What is needed:
Copy all entries without alteration and skip the pictures they hold.

Records shown START

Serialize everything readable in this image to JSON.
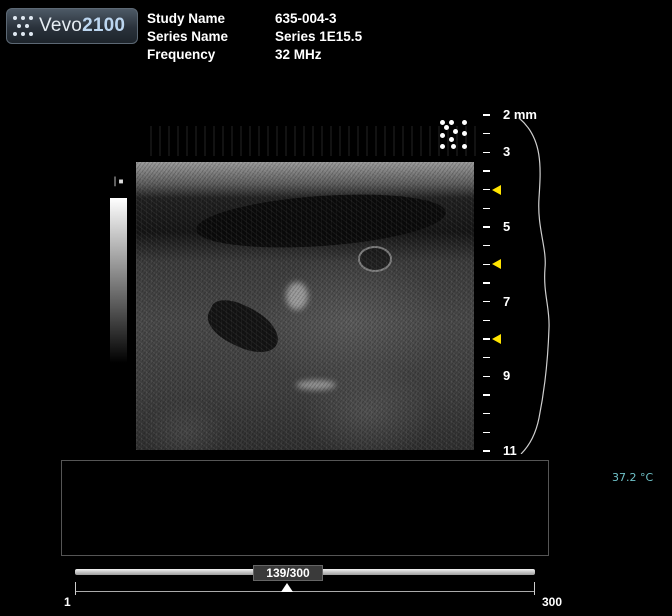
{
  "brand": {
    "name_part": "Vevo",
    "model_part": "2100"
  },
  "study": {
    "rows": [
      {
        "label": "Study Name",
        "value": "635-004-3"
      },
      {
        "label": "Series Name",
        "value": "Series 1E15.5"
      },
      {
        "label": "Frequency",
        "value": "32 MHz"
      }
    ]
  },
  "gray_scale_marker": "|▪",
  "depth_scale": {
    "unit": "mm",
    "first_label": "2 mm",
    "labels": [
      "3",
      "5",
      "7",
      "9",
      "11"
    ],
    "min": 2,
    "max": 11,
    "focus_depths_mm": [
      4,
      6,
      8
    ]
  },
  "temperature": "37.2 °C",
  "frame_slider": {
    "current_label": "139/300",
    "current": 139,
    "min_label": "1",
    "max_label": "300",
    "min": 1,
    "max": 300
  },
  "colors": {
    "focus_marker": "#ffe400",
    "temperature_text": "#6fc2c8",
    "background": "#000000"
  },
  "icons": {
    "logo": "vevo-dots-logo",
    "probe": "transducer-dot-matrix-icon"
  }
}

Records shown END

Response area:
Serialize everything readable in this image to JSON.
{
  "brand": {
    "name_part": "Vevo",
    "model_part": "2100"
  },
  "study": {
    "rows": [
      {
        "label": "Study Name",
        "value": "635-004-3"
      },
      {
        "label": "Series Name",
        "value": "Series 1E15.5"
      },
      {
        "label": "Frequency",
        "value": "32 MHz"
      }
    ]
  },
  "gray_scale_marker": "|▪",
  "depth_scale": {
    "unit": "mm",
    "first_label": "2 mm",
    "labels": [
      "3",
      "5",
      "7",
      "9",
      "11"
    ],
    "min": 2,
    "max": 11,
    "focus_depths_mm": [
      4,
      6,
      8
    ]
  },
  "temperature": "37.2 °C",
  "frame_slider": {
    "current_label": "139/300",
    "current": 139,
    "min_label": "1",
    "max_label": "300",
    "min": 1,
    "max": 300
  },
  "colors": {
    "focus_marker": "#ffe400",
    "temperature_text": "#6fc2c8",
    "background": "#000000"
  },
  "icons": {
    "logo": "vevo-dots-logo",
    "probe": "transducer-dot-matrix-icon"
  }
}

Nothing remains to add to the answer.